As noted by political scientist Regina Branton, Latina/os tend to vote Democrat in the early immigrant generations when their experience of exclusion is fresh. The growth of Latina/o youth does not bode well for conservatives, especially if they are eligible or eventually become eligible to vote. The same is true for their parents. At a 2013 Conservative Political Action Conference meeting, Trump called any legalization program a “suicide mission” for his party since this could give political edge to Democrats.¹
To counter the political effects of a growing Latino population in Texas, the Conservative movement and propagandists are using at least four strategies: 1) limit the growth of the Latina/o voting population through inhumane and restrictive immigration policies, 2) swarm Latina/o adults with political ads and mass disinformation to activate the more conservative end of the Latina/o political spectrum, which can be moved by conservative Christianity, homophobia, anti-Blackness, the distrust of government, and the inter-generational fear of communism, 3) continue to use procedural rules, politically-motivated redistricting, and voter suppression to extend white minority rule in the state for as long as possible. And more recently, 4) commandeer the educational system to criminalize even modest attempts at diversity, equity, and inclusion. The goal here is to maximize the possibility that conservatives can woo young Latina/o, black, and Asian-American voters, while shielding the predominantly white children of conservative parents from information that might help them question their own parents’ home-grown, and often very real, indoctrination.
When I taught at a community college in Baytown, TX, children of conservative parents often told me: “Mr. Lara, I may not agree with everything we discuss, but I appreciate that in this class, I at least get to say what I think.”
“You don’t get that at home?” I would sometimes ask and receive a slow and careful nod as if an angry and ever-present parent was watching them.
This ever-present surveillance is quickly becoming a reality. The Freedom Foundation of Texas (FFOT), a far-right political group that has set out to make war with historical truth and critical thinking, is alarmed by a growing acceptance among youth of what they believe to be horrendous ideas: collective care and social safety nets, otherwise known as democratic socialism. The FFOT website cites, not surprisingly, victimsofcommunism.org to note that 50% of young Texans believe that the government should provide work for people who can’t find a job or that 39% of Gen Z’ers say there should be a universal basic income. A more credible Gallup poll from 2018 suggests that 51% of millennials feel positively about socialism, a percentage noted since 2010.

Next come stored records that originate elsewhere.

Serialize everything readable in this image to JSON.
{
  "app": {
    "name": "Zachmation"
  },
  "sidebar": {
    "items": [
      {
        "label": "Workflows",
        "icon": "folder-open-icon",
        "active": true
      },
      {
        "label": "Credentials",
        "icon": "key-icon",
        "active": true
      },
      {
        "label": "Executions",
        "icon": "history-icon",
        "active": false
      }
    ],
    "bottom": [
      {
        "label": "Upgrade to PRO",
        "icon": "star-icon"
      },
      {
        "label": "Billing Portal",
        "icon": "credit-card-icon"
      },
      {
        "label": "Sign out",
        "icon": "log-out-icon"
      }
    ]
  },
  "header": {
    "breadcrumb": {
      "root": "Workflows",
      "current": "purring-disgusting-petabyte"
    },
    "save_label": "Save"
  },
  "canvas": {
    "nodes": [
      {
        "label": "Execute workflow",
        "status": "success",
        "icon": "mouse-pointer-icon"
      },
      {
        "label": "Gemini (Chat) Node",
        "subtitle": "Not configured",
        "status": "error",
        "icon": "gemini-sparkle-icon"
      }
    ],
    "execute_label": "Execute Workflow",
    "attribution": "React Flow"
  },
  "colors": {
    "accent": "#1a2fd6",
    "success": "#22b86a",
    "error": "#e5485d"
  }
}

Rather than view these shifts as an example of growing empathy among youth, the right wing sees them as an existential threat to what they believe is the core of the US soul, laissez-faire capitalism, or what they call “freedom.”² In a clear response to the mass support that youth gave to the Bernie Sanders campaign, the George Floyd protests, anti-racist education, the freedom and dignity of LGBTQIA+ people, and the mutual aid movements of the pandemic and the Great Texas Freeze, the political right has re-dedicated itself to casting all philosophies of collective care outside the pale of permissible thought, particularly in a field that they still largely control – Texas public schools.